*PROBLEM TO SOLVE*
Please repeat the records exactly, keeping the pictures out.
○ ○ ○ ○ ○ ○ ○
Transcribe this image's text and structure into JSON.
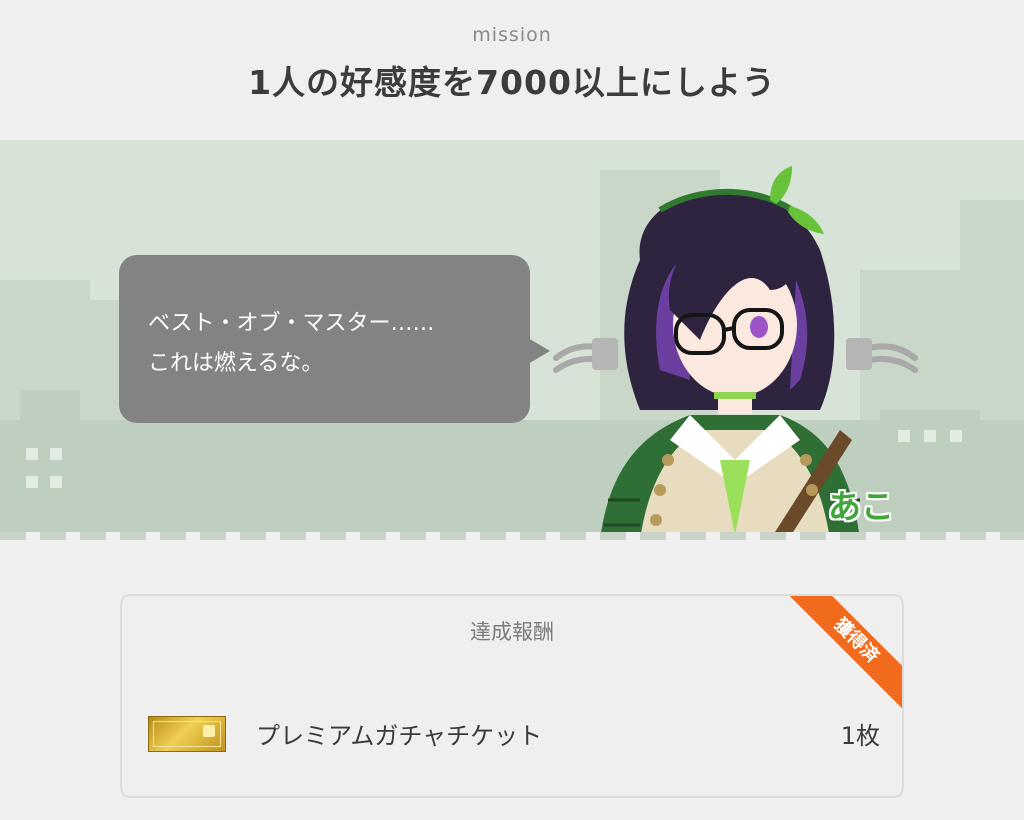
{
  "mission": {
    "label": "mission",
    "title": "1人の好感度を7000以上にしよう"
  },
  "dialogue": {
    "line1": "ベスト・オブ・マスター……",
    "line2": "これは燃えるな。",
    "speaker": "あこ"
  },
  "reward": {
    "heading": "達成報酬",
    "status": "獲得済",
    "item_name": "プレミアムガチャチケット",
    "item_count": "1枚",
    "item_icon": "premium-gacha-ticket-icon"
  },
  "colors": {
    "accent_orange": "#f26a1b",
    "speaker_green": "#41a53c",
    "bubble_gray": "#838383",
    "scene_green": "#d6e3d6"
  }
}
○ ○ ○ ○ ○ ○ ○
*WRITTEN ANSWER*
Transcribe this image's text and structure into JSON.
{
  "mission": {
    "label": "mission",
    "title": "1人の好感度を7000以上にしよう"
  },
  "dialogue": {
    "line1": "ベスト・オブ・マスター……",
    "line2": "これは燃えるな。",
    "speaker": "あこ"
  },
  "reward": {
    "heading": "達成報酬",
    "status": "獲得済",
    "item_name": "プレミアムガチャチケット",
    "item_count": "1枚",
    "item_icon": "premium-gacha-ticket-icon"
  },
  "colors": {
    "accent_orange": "#f26a1b",
    "speaker_green": "#41a53c",
    "bubble_gray": "#838383",
    "scene_green": "#d6e3d6"
  }
}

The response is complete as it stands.